This issue of The Journal contains an article by Blanken-horn et al1 that deserves, dear reader, your careful scrutiny. Aggressive diet and drug therapy appear to have led to sustained large reductions in blood cholesterol levels and, more importantly, to a reduced rate of development and progression of coronary artery and vein bypass graft lesions in patients who have undergone aortocoronary bypass graft surgery. The study is a substantial addition to the already extensive body of literature that links blood cholesterol level to atherosclerotic vascular disease in general and to coronary artery disease in particular.2-6 The implications of this study for the several million individuals who have undergone coronary bypass surgery are substantial.
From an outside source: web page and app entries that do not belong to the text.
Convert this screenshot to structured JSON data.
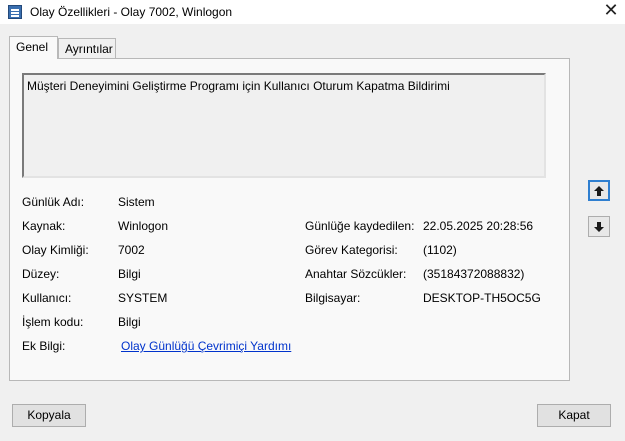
{
  "window": {
    "title": "Olay Özellikleri - Olay 7002, Winlogon",
    "close_glyph": "✕"
  },
  "tabs": [
    {
      "label": "Genel",
      "active": true
    },
    {
      "label": "Ayrıntılar",
      "active": false
    }
  ],
  "general": {
    "description": "Müşteri Deneyimini Geliştirme Programı için Kullanıcı Oturum Kapatma Bildirimi",
    "fields_left": [
      {
        "label": "Günlük Adı:",
        "value": "Sistem"
      },
      {
        "label": "Kaynak:",
        "value": "Winlogon"
      },
      {
        "label": "Olay Kimliği:",
        "value": "7002"
      },
      {
        "label": "Düzey:",
        "value": "Bilgi"
      },
      {
        "label": "Kullanıcı:",
        "value": "SYSTEM"
      },
      {
        "label": "İşlem kodu:",
        "value": "Bilgi"
      },
      {
        "label": "Ek Bilgi:",
        "value": "Olay Günlüğü Çevrimiçi Yardımı"
      }
    ],
    "fields_right": [
      {
        "label": "Günlüğe kaydedilen:",
        "value": "22.05.2025 20:28:56"
      },
      {
        "label": "Görev Kategorisi:",
        "value": "(1102)"
      },
      {
        "label": "Anahtar Sözcükler:",
        "value": "(35184372088832)"
      },
      {
        "label": "Bilgisayar:",
        "value": "DESKTOP-TH5OC5G"
      }
    ]
  },
  "nav": {
    "up_icon": "arrow-up-icon",
    "down_icon": "arrow-down-icon"
  },
  "buttons": {
    "copy": "Kopyala",
    "close": "Kapat"
  }
}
Coronary artery disease remains a major public health problem in the United States, despite an encouraging 37% reduction in age-adjusted mortality rates noted during the last two decades.7 In 1985, an estimated 540 000
Eugene R. Passamani. Cholesterol Reduction in Coronary Artery Bypass Patients. JAMA. 1987;257(23):3271–3272. doi:10.1001/jama.1987.03390230107036